Items from an interface collection
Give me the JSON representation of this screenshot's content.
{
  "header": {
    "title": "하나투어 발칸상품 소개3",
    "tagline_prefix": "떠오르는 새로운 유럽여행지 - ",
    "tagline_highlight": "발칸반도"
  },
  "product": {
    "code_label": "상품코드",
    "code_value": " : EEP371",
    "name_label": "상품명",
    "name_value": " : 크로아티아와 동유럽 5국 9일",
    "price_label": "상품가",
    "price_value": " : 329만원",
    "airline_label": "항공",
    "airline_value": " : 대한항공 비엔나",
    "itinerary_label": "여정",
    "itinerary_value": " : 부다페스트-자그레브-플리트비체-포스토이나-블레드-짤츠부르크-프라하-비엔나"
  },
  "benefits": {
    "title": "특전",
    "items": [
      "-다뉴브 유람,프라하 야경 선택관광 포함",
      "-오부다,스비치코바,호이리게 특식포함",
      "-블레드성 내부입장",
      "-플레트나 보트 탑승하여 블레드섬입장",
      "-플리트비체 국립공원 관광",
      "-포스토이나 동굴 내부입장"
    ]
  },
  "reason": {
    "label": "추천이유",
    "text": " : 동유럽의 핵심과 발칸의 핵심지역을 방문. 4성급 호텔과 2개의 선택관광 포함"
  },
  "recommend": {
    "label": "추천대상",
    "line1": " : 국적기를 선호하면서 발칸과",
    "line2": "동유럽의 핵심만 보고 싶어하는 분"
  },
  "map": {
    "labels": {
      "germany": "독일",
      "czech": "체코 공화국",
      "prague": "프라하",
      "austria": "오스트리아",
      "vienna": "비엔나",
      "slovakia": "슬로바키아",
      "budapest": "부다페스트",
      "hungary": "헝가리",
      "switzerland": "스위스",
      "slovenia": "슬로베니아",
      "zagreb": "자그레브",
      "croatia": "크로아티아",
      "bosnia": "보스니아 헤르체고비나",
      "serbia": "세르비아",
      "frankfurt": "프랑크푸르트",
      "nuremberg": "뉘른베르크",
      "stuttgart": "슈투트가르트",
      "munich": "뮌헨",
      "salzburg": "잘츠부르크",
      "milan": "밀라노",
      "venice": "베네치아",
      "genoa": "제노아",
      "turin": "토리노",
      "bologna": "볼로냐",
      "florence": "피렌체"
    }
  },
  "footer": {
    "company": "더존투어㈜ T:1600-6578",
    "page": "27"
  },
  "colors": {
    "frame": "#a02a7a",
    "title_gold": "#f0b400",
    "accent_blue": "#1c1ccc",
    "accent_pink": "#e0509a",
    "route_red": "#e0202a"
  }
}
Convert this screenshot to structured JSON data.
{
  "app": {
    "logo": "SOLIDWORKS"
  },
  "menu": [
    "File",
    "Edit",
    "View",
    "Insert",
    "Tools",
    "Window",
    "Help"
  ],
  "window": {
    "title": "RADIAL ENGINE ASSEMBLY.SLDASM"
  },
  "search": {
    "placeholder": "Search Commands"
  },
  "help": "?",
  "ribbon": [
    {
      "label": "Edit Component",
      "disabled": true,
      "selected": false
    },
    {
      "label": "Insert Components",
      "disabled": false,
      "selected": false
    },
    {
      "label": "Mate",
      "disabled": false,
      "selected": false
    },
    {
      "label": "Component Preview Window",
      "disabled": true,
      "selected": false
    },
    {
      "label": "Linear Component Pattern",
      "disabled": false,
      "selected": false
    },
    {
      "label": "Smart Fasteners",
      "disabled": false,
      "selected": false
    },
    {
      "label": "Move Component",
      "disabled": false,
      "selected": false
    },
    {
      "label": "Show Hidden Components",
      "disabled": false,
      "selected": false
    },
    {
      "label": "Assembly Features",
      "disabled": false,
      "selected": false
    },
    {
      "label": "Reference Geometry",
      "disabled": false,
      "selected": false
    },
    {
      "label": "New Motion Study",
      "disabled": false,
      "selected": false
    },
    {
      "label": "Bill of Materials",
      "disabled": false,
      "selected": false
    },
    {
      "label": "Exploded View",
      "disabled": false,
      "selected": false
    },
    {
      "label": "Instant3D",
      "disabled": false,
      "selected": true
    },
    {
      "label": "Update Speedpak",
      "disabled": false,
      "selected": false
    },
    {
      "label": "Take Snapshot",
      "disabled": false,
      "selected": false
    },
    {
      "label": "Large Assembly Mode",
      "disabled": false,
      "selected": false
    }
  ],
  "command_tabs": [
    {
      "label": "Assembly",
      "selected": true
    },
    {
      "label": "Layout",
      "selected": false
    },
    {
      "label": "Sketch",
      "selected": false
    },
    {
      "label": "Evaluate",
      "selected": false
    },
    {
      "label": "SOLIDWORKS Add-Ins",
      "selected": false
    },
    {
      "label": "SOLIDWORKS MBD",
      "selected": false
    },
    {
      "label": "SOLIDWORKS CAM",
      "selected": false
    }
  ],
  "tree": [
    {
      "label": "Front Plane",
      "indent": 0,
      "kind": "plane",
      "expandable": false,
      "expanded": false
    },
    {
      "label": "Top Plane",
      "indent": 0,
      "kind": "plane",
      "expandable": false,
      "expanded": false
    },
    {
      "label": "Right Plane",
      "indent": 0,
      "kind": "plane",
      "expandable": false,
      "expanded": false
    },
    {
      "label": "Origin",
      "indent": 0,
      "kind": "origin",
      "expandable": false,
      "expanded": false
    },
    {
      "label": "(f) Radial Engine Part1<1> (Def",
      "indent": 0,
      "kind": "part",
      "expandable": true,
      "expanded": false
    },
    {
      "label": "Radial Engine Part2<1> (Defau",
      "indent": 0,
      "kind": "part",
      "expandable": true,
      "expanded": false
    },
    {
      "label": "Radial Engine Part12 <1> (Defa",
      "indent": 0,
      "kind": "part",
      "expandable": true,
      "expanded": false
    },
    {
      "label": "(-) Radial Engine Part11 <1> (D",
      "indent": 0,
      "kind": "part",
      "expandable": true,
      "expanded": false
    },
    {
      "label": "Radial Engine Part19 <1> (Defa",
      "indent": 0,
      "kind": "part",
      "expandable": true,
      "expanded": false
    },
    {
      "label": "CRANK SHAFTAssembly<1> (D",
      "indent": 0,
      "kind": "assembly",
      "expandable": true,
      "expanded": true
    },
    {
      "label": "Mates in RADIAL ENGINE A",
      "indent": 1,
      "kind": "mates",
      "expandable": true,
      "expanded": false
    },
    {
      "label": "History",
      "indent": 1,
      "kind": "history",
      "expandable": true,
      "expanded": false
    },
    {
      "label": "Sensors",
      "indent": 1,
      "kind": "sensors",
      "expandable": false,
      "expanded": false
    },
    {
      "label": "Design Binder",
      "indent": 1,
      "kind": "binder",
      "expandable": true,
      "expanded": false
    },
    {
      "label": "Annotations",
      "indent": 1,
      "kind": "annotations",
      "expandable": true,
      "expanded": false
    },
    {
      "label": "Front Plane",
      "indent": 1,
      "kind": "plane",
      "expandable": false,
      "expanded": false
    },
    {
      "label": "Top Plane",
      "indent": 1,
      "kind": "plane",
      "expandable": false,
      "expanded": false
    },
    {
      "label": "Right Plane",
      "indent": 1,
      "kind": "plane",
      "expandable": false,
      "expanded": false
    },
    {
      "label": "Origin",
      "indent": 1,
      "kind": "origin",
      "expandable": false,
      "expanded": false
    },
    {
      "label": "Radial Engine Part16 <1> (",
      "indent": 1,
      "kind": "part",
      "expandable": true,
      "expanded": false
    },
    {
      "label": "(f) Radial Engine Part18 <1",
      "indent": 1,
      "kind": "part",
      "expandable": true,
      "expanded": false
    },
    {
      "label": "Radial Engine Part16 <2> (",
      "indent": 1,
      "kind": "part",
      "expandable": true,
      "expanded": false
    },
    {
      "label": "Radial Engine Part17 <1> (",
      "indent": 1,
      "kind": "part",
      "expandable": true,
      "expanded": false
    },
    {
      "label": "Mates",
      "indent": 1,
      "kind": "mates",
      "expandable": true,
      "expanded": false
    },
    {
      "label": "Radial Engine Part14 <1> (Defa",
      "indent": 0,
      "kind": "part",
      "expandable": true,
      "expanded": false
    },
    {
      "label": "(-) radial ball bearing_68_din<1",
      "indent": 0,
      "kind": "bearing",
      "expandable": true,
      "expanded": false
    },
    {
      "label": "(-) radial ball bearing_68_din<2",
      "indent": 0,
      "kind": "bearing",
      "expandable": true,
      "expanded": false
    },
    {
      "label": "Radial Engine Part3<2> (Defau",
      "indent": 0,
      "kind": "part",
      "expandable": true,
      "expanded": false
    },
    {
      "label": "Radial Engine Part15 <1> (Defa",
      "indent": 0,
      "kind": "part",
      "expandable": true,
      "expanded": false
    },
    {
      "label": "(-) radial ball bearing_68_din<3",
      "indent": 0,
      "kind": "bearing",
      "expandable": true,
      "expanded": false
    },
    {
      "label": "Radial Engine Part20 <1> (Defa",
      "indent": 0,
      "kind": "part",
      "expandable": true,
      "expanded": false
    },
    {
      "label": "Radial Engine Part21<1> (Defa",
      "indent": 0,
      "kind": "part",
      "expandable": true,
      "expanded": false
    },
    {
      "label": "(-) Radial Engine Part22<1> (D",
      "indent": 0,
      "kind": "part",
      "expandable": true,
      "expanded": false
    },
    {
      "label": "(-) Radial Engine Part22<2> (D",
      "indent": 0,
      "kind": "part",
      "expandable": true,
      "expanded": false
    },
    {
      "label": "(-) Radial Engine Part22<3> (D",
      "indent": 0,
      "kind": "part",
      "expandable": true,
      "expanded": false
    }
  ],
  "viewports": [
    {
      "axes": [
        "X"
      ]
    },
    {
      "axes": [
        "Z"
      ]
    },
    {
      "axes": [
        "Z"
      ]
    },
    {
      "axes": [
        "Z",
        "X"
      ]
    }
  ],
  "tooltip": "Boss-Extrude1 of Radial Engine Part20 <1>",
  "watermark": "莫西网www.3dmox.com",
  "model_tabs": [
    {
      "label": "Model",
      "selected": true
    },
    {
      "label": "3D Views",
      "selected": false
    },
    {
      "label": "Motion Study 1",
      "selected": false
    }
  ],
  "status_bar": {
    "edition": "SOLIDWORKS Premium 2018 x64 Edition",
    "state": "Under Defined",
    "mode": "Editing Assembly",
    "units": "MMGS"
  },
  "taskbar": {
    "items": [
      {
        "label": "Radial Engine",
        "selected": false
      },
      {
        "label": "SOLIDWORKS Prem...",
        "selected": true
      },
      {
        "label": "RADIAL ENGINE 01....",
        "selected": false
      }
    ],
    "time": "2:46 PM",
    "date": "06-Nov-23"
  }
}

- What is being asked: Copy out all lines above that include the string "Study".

- Written response:
      "label": "New Motion Study",
      "label": "Motion Study 1",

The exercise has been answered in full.